Data listing —

☆ ☆ ☆

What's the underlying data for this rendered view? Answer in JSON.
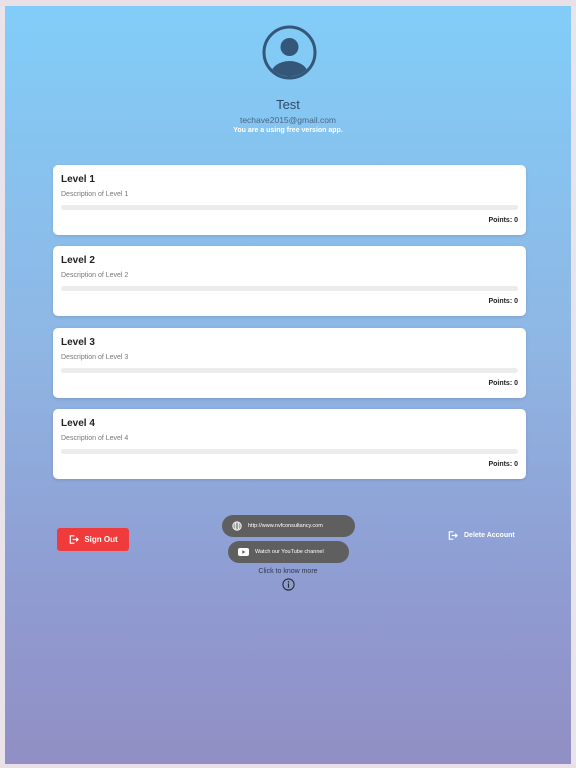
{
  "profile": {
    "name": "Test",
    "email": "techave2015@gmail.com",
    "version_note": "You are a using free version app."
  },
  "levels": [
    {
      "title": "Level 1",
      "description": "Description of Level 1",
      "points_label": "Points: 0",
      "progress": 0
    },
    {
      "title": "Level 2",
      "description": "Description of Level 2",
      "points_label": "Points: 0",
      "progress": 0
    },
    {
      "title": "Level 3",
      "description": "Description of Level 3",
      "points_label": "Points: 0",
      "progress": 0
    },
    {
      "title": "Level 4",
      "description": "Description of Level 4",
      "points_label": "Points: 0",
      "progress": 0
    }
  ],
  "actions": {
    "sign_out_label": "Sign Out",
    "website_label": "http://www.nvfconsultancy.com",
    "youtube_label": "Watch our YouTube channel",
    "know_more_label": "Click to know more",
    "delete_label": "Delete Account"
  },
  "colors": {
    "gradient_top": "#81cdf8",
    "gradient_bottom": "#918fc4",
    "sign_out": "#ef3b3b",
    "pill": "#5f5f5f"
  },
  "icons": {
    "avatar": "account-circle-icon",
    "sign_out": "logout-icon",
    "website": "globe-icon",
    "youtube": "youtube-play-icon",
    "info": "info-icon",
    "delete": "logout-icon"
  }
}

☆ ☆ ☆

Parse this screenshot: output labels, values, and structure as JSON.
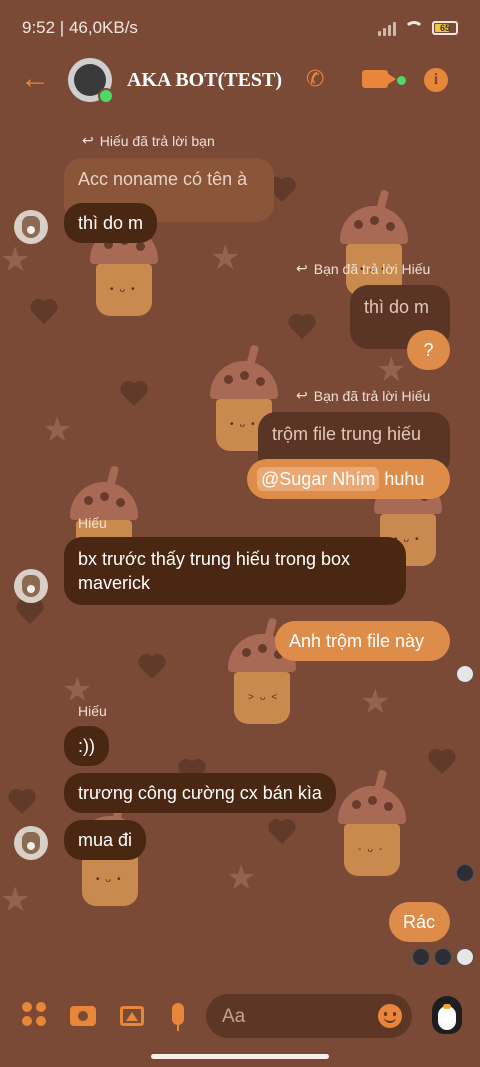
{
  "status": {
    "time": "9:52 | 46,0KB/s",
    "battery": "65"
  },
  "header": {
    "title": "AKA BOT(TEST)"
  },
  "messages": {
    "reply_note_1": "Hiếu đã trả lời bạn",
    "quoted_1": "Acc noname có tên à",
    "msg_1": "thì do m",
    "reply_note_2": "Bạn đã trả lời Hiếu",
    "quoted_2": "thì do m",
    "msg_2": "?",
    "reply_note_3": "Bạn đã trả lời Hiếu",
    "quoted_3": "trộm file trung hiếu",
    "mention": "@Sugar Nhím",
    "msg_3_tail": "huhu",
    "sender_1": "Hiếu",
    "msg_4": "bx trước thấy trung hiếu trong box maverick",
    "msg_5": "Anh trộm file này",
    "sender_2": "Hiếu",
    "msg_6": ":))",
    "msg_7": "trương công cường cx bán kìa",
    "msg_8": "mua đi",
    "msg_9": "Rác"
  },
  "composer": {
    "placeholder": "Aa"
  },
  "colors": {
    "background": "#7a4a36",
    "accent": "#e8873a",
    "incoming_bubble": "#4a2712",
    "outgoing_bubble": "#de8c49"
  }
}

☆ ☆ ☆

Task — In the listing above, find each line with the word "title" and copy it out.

Result for this exercise —
      "title": "Level 1",
      "title": "Level 2",
      "title": "Level 3",
      "title": "Level 4",
    "title": "AKA BOT(TEST)"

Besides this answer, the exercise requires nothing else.